"About the same one as I'm doing now, I imagine. There would be greater need for transport men than now. To younger men would go the jobs of handling the dive bombers and the pursuit planes, calling for quick maneuverability. They would be on the order of, let us say, basketball players."
At 32, Captain Pope has eight years of service in as a pilot. He is a Leland Stanford grad. To this yokel, he and his colleagues represent the perfect type of homo sapiens. You admire them more, too, at 3,000 feet of altitude.
This page offers a little information about the house. More intriguingly, it also notes that a different house in the neighborhood was once home to the daughter of "Henry Clay Weeks . . . the Secretary of the American Society for the Extermination of Mosquitoes".
According to his obituary in the July 2, 1910 Boston Evening Transcript, Mr. Weeks was "said to have been the first man in this country to start the crusade against mosquitoes". And his obit in the Medical Record says he "was the first secretary of the American Society for the Extermination of Mosquitos, and was an active experimenter in carrying on the fight, the present general public interest being largely due to his efforts."
This would make him, I suppose, a grandfather of NYC's ubiquitous sewer dots!
The Christian Advocate adds a little more color to the picture:
It is said that Mr. Weeks and his kerosene oil can at Bayside were the advance guard of the army of mosquito-exterminators which is now abroad in the land. He was largely instrumental in the formation of the American Society for the Extermination of Mosquitoes, and as its secretary was active in its successful campaign of education.
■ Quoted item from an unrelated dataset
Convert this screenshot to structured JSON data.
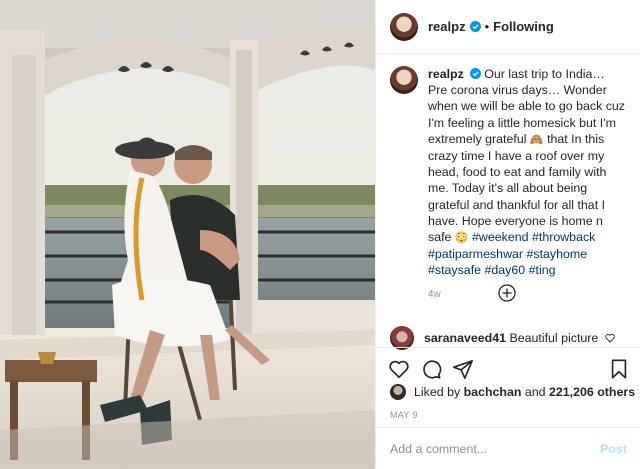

Those who laughed at his zeal lived to see State after State appropriate thousands of dollars annually to abate the buzzing pest.His kerosene oil can? That's a reference to one of Mr. Weeks's mosquito-fighting tactics. A 1903 NY Times article explains that his approach involved "destroying the homes and breeding places of the pests by filling and draining and by 'petrolizing.' This latter method consists in covering the stagnant pools and ponds with petroleum, which forms a film over the water, through which the newly hatched [larvae] cannot penetrate."
Henry Clay Weeks, of Bayside, L.I., died last Friday at the age of sixty-six. He was a native of this city and long known as a successful builder here. A man of rugged independence of character and intense personal force, he set himself powerfully against certain tendencies of the time in a way that on several occasions placed him before the public. He could not believe that public service corporations had the right to run wires and set poles wherever they pleased in defiance of private ownership, and he resisted the companies with boundless vigor and undiscourageable persistency. He loved natural beauty and was instrumental in the planting of many trees, whose shade will be a blessing to future generations. It outraged his feelings to see the roadside trees maimed and killed by cross-country trolley-lines and the stringing of high-power feed wires through their limbs. Against this he protested through every channel of publicity that he could penetrate. His own means were unselfishly lavished in printer's ink, photographs and postage to tell the people how their possessions were being despoiled by these barbarous improvements in the name of serving the public.(The passage above specifically mentions trolley lines, but a 1908 NY Times article says Mr. Weeks was widely known as "the unrelenting opponent of telephone, telegraph, and electric light companies whose men place their poles and string their wires and cables regardless of choice trees or the likes or dislikes of owners of country places".)
teach thoughtless people of the beauty and value they are allowing to be sacrificed for corporate greed. Arouse them to the importance of the moral issues where companies manipulate pliant public officials. Tell them truly that such courses carried to their ultimate end, will drag our country to ruin. Our contest is against the tree butcher—and to make it effective it is against overhead wires where possible and against the threatening evil of the corporate control of public officials by unworthy means in this contest.